[Available data Boundary: Start]

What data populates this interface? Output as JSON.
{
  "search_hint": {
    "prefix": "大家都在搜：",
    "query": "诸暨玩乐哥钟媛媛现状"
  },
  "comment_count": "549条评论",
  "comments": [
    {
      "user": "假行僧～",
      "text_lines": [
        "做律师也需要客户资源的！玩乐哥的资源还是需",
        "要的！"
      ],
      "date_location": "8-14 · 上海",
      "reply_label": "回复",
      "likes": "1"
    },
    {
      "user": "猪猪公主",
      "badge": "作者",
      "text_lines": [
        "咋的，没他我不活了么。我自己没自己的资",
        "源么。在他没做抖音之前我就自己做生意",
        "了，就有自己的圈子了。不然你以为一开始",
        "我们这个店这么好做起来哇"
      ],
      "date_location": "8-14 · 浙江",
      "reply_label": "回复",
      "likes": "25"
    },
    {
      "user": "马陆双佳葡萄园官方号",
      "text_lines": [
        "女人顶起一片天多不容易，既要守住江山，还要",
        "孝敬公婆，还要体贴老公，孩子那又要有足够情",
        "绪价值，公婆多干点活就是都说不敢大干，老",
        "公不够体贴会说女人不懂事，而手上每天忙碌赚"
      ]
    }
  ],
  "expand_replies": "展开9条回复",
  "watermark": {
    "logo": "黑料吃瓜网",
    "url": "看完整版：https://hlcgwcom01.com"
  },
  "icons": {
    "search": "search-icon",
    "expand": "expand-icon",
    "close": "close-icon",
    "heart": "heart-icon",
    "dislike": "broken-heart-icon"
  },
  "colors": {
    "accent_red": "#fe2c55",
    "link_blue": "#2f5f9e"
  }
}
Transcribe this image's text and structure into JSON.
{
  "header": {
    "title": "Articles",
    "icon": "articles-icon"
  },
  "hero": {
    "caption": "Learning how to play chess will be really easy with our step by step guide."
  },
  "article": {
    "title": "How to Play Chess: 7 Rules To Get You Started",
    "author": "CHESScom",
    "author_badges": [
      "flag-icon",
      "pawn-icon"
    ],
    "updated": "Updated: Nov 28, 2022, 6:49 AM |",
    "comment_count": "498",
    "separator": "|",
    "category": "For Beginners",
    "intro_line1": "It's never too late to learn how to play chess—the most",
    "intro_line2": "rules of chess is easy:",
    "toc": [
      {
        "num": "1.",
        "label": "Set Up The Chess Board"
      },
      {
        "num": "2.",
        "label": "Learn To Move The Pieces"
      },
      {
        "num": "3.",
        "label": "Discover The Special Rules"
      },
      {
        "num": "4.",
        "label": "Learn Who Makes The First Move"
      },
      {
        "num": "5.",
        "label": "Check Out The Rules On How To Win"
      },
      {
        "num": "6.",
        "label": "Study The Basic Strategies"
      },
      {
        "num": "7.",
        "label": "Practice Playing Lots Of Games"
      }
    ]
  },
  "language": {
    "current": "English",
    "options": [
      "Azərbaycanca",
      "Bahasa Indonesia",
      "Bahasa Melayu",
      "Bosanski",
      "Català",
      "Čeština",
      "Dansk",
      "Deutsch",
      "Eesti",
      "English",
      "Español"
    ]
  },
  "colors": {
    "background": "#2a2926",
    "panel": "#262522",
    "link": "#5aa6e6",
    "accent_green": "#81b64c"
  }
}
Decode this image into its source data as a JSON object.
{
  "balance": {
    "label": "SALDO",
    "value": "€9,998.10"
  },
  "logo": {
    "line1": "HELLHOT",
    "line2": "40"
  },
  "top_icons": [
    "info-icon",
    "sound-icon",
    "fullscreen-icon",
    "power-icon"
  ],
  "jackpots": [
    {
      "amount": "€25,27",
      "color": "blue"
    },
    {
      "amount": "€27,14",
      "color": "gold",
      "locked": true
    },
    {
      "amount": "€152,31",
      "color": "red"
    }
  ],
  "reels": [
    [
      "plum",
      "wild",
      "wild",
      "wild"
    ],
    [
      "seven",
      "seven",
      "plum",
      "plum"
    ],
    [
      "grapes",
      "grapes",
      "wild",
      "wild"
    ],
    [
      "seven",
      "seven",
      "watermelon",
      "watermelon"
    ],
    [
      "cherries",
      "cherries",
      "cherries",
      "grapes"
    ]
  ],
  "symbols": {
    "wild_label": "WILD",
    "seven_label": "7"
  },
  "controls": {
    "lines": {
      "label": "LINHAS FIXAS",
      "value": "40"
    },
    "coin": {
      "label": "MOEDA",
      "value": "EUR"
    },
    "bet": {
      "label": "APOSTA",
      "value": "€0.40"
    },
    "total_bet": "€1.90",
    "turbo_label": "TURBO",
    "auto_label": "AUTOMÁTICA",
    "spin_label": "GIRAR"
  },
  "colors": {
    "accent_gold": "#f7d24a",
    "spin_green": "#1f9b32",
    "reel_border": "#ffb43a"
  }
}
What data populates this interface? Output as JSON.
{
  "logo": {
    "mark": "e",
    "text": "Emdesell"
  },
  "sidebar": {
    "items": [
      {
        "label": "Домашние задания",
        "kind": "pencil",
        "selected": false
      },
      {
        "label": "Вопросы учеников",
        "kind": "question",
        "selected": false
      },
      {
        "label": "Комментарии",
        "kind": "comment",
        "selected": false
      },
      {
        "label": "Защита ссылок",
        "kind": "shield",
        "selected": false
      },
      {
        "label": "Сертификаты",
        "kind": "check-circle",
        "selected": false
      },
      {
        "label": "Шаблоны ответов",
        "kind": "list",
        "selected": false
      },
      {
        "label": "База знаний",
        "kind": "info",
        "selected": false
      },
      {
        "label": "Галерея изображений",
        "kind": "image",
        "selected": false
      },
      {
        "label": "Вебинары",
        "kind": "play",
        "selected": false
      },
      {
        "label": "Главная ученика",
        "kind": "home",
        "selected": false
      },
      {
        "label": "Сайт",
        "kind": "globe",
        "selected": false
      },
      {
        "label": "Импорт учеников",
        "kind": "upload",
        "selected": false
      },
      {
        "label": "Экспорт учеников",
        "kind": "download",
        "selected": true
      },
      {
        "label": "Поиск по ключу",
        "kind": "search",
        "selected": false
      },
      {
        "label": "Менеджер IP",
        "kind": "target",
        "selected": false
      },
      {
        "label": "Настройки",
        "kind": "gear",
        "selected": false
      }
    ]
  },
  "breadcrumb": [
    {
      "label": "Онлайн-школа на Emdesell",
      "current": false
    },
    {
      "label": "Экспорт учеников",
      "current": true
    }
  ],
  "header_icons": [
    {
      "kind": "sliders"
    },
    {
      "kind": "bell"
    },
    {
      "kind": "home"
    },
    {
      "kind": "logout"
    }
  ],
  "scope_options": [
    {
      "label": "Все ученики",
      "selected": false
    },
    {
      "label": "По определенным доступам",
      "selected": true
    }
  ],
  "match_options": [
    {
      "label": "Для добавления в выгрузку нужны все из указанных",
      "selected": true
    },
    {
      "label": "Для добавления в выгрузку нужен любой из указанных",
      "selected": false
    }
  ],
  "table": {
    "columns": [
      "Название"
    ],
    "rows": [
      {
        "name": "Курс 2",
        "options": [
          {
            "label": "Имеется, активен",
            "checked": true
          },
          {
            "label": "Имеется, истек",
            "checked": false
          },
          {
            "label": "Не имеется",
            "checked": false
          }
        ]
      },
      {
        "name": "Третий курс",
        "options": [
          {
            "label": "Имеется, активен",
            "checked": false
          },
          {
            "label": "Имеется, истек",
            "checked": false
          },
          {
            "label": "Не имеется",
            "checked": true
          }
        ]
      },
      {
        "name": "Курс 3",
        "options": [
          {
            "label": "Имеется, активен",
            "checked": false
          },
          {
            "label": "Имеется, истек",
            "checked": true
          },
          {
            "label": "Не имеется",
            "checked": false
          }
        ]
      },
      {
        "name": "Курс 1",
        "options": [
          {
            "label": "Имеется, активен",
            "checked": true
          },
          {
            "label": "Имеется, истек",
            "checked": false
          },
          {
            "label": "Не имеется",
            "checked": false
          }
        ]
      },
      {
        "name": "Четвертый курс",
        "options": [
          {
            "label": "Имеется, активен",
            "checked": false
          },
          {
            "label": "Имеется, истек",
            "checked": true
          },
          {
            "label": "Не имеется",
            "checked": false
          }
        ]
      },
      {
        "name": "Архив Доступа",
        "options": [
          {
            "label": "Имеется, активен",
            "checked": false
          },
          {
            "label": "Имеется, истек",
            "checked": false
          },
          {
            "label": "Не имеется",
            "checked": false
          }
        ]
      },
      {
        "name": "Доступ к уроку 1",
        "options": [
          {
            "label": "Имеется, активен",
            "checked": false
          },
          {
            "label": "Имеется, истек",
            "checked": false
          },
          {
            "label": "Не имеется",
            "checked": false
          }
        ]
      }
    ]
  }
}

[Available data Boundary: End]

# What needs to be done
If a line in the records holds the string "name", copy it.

# The answer
        "name": "Курс 2",
        "name": "Третий курс",
        "name": "Курс 3",
        "name": "Курс 1",
        "name": "Четвертый курс",
        "name": "Архив Доступа",
        "name": "Доступ к уроку 1",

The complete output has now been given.